18 July, 2021

The southern right whale (Eubalaena australis) was hunted extensively along the coasts of New Zealand from the beginning of the 19th Century onward, with peak whaling from shore stations in the late 1840’s.  Before the end of the 19th century the NZ population of southern right whales was commercially extinct. Although protected from hunting by international agreement since 1935, right whales in the southern hemisphere were hunted illegally by the former Soviet Union from 1950 to 1970. 

 

In 1979 there were reports of small numbers of southern right whales congregating in the winter months in the sheltered waters of the sub Antarctic Auckland Islands. They were also recorded by metrological staff during this time around sub Antarctic Campbell Island. 

 

Since 1995 there have been a number of winter expeditions to these islands as well as aerial counts/observations. The number of animals present each year is increasing and current estimates suggest that over 200 animals are visiting the Port Ross region in July/August each year. This makes it an extremely important wintering ground for both cows and calves as well as a mating ground. 

 

I have visited the Auckland Islands many many times, but always in the summer months. I had never had the opportunity to visit during the winter because a) we (Heritage Expeditions) never had a ship available at this time of the year (ours were working in the northern hemisphere) and b) the Islands are closed for tourism during the winter months.
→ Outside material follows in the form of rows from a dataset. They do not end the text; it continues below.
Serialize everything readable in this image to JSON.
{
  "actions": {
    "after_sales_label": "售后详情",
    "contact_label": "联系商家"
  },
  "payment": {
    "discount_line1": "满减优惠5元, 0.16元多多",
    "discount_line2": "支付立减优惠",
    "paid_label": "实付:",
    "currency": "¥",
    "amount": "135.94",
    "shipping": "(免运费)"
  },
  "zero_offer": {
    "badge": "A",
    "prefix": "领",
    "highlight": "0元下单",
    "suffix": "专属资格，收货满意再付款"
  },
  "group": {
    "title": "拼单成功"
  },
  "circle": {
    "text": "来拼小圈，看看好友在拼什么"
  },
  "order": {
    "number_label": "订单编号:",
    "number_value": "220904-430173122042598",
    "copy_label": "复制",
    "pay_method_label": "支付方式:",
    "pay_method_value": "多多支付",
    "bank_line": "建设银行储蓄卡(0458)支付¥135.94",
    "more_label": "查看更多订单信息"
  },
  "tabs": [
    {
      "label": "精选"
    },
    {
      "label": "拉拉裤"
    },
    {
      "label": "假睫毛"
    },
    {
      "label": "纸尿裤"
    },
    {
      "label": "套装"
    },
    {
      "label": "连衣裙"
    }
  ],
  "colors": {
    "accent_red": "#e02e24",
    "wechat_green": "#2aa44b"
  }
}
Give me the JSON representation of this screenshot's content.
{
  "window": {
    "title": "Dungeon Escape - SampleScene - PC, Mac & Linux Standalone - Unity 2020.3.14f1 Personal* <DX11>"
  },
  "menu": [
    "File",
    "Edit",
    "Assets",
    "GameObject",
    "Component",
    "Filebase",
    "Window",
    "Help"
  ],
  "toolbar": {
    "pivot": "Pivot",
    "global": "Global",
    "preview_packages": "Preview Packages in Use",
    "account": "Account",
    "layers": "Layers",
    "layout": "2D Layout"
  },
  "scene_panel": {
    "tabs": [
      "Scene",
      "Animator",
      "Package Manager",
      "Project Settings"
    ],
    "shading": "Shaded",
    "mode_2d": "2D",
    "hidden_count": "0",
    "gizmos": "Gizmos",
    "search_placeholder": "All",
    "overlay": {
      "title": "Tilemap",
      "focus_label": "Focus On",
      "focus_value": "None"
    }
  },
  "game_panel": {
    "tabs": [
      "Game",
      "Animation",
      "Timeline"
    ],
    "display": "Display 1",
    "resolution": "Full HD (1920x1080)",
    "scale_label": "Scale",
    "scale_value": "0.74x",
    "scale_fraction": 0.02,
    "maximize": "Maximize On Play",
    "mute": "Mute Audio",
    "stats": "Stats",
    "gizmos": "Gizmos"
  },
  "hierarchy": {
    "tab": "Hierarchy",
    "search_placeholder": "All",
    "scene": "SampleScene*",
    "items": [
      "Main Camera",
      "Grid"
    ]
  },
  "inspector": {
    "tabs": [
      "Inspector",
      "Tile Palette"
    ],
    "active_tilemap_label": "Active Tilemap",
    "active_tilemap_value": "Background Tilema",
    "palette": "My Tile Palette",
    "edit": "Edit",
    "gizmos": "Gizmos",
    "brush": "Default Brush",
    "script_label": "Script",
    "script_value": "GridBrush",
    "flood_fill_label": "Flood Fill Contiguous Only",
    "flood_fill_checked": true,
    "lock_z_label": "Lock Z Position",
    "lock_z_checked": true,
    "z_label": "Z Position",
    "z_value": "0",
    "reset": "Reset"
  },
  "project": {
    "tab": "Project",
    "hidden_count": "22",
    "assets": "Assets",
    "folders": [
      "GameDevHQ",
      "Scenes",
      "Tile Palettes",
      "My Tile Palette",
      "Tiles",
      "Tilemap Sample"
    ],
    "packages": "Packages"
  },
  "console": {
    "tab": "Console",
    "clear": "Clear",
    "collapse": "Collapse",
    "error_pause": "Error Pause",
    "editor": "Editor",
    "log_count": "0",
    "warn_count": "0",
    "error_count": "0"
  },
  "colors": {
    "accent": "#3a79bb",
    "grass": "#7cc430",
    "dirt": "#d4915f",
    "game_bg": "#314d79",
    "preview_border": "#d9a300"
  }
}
To see and experience these southern right whales was high on my bucket list, so when the opportunity came to support an International documentary film crew and Auckland University researchers I didn’t hesitate and I wasn’t disappointed 

 

Pictures say a thousand words .. I hope the following photos give some idea of the beauty and privilege of our expedition ….